Problem to solve :: Where "icon" appears in a line of the entries below, that line should be copied.

━━━ Task data

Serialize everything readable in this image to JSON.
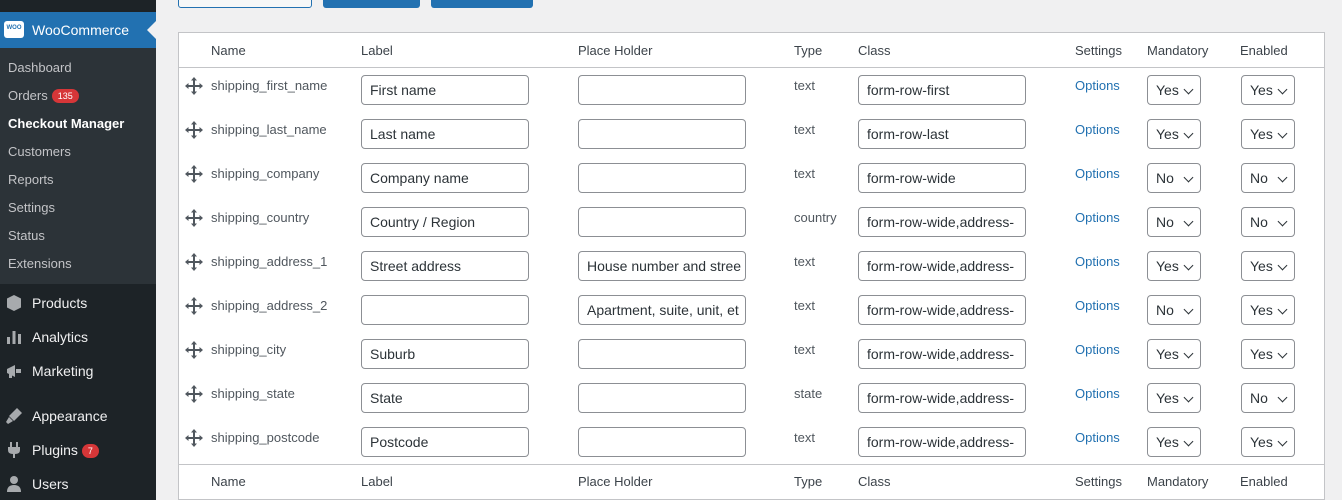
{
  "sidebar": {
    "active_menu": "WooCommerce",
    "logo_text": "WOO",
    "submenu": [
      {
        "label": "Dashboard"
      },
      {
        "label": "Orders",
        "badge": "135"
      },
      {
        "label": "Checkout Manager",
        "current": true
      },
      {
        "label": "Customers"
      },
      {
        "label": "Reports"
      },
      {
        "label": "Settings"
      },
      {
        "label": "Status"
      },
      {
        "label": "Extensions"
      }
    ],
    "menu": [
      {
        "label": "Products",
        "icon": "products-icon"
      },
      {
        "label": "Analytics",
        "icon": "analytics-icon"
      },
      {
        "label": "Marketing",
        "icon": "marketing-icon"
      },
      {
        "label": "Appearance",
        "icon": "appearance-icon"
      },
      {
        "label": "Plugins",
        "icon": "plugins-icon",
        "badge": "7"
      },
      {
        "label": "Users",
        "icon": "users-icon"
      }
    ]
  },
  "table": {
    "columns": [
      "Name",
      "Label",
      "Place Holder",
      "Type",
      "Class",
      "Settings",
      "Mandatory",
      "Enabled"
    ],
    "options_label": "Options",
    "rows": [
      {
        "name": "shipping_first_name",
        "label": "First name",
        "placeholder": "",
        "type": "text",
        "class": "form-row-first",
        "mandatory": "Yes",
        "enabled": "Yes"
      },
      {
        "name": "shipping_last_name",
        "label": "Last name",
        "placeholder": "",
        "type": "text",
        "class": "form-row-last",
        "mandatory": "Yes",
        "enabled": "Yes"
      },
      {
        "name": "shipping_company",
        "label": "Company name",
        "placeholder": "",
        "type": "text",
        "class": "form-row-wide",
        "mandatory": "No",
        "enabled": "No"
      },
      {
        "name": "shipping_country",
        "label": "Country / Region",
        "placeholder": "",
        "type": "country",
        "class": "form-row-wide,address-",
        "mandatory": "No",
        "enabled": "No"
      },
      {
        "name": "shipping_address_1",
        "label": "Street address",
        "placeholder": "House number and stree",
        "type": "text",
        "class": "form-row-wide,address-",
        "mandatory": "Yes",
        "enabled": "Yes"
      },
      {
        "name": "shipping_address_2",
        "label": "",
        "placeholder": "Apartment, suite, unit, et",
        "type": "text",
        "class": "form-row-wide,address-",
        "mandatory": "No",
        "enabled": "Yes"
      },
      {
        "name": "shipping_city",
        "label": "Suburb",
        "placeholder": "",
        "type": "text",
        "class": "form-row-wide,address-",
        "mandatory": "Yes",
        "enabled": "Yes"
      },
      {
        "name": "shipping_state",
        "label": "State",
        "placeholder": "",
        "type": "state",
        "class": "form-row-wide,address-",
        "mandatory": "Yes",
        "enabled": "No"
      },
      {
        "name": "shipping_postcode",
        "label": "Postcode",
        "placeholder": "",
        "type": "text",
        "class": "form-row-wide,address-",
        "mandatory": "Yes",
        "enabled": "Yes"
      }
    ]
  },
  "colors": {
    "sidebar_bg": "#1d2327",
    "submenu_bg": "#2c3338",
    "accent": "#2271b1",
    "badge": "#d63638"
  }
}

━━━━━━

Response ::
        "icon": "products-icon"
        "icon": "analytics-icon"
        "icon": "marketing-icon"
        "icon": "appearance-icon"
        "icon": "plugins-icon",
        "icon": "users-icon"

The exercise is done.